## [Instructions to follow]
Identify all lines below that hold "Ivan" and collect them.
─── Extracted information ───
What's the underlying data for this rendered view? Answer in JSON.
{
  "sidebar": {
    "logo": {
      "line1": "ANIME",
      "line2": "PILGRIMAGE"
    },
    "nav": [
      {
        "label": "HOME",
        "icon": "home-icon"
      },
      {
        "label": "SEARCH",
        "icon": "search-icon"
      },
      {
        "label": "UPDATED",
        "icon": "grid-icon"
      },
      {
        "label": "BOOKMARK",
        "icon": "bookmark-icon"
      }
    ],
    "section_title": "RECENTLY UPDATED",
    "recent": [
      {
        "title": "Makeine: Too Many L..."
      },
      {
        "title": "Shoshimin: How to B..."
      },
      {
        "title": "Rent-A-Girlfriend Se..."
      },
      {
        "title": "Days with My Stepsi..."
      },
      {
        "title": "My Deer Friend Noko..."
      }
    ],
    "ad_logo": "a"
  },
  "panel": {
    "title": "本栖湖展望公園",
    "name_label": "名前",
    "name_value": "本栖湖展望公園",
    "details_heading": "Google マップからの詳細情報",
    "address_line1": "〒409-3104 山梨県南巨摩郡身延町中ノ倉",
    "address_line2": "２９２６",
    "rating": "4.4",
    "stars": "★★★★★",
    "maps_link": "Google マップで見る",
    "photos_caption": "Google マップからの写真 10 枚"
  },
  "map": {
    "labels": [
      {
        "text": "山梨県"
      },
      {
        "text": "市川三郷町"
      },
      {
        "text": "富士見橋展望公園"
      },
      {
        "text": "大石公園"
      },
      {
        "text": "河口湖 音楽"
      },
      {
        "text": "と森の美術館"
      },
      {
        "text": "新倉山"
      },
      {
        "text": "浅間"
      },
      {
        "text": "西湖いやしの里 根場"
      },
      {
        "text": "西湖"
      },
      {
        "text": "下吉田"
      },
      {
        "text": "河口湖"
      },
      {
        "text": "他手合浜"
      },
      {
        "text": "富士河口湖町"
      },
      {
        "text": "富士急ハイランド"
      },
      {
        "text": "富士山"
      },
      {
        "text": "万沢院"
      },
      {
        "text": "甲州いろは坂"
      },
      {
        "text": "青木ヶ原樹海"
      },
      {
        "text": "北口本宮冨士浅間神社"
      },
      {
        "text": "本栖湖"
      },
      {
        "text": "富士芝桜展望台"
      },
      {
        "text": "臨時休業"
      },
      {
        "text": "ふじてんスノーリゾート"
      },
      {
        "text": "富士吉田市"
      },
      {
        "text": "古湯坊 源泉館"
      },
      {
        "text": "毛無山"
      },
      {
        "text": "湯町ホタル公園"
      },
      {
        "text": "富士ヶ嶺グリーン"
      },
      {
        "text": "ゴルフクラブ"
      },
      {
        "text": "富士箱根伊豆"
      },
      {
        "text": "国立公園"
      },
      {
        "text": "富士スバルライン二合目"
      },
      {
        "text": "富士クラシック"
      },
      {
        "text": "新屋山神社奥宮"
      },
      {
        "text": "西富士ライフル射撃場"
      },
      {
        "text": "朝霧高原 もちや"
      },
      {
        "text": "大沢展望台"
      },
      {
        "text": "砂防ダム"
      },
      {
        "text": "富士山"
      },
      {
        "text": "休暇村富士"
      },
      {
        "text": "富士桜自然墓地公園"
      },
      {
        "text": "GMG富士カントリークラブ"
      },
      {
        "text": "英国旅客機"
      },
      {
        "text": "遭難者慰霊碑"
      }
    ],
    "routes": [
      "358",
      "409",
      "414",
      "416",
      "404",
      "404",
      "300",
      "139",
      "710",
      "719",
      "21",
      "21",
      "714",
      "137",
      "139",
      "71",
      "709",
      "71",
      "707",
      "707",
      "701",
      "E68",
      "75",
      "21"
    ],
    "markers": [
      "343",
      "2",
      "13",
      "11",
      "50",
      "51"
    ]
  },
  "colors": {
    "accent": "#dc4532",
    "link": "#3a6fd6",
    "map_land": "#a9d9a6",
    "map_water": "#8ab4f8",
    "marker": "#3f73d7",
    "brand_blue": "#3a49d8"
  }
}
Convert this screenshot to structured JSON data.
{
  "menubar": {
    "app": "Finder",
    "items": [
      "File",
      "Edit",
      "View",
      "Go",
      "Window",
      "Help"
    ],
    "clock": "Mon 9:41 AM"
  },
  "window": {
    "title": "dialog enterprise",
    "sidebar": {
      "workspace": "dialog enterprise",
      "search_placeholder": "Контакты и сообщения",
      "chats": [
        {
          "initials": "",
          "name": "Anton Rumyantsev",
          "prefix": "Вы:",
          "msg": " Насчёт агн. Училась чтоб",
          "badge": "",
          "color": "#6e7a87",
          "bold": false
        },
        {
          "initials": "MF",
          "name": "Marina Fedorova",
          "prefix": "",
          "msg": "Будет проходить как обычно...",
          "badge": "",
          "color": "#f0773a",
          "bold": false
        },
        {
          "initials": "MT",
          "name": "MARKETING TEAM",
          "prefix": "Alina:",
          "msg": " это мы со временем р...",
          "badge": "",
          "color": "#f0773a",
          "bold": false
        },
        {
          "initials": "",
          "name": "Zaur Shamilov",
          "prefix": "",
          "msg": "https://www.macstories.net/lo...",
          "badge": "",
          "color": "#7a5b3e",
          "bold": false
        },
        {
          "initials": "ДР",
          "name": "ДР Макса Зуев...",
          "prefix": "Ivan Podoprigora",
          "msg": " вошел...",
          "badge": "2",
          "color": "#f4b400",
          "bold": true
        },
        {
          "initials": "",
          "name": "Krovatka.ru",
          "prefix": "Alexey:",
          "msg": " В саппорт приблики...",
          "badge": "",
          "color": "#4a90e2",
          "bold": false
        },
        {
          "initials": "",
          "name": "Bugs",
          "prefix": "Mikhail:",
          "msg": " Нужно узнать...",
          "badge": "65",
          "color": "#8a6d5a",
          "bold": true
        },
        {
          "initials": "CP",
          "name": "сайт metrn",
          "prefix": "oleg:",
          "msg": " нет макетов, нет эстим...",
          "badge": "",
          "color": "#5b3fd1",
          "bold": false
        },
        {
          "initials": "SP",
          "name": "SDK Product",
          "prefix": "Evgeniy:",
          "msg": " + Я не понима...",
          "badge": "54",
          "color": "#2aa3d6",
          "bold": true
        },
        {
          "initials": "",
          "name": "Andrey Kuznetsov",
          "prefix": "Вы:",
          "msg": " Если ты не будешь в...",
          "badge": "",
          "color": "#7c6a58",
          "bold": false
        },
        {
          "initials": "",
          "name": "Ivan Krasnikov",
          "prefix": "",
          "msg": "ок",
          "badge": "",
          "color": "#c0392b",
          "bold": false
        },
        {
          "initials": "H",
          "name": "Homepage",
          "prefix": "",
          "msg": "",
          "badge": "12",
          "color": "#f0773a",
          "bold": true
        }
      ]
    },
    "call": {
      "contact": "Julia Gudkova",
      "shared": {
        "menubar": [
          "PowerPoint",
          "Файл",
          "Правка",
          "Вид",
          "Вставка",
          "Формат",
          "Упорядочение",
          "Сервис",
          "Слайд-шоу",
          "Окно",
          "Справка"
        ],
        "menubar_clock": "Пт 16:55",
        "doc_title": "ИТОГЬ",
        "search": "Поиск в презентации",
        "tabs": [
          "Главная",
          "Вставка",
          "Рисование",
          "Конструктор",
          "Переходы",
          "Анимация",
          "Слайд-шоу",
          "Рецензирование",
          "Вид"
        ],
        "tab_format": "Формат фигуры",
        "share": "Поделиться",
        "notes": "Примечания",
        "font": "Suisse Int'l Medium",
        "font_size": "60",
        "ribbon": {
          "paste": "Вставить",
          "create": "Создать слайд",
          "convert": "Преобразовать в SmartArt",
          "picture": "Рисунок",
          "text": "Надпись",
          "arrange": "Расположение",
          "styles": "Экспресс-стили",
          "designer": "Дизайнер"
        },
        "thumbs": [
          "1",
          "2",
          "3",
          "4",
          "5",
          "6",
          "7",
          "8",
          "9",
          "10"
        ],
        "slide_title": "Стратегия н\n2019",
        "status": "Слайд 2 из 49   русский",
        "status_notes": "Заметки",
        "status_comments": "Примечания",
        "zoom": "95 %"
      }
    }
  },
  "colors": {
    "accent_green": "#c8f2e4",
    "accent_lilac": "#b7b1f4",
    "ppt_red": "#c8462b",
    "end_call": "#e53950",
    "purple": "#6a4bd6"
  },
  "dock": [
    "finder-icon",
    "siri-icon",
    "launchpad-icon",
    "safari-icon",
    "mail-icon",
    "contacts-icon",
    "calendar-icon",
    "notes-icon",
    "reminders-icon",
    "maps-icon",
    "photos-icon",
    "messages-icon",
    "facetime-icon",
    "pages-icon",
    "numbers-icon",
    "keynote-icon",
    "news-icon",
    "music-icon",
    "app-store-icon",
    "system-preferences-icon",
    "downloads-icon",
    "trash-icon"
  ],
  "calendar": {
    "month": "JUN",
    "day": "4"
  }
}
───
## [Response box]
          "prefix": "Ivan Podoprigora",
          "name": "Ivan Krasnikov",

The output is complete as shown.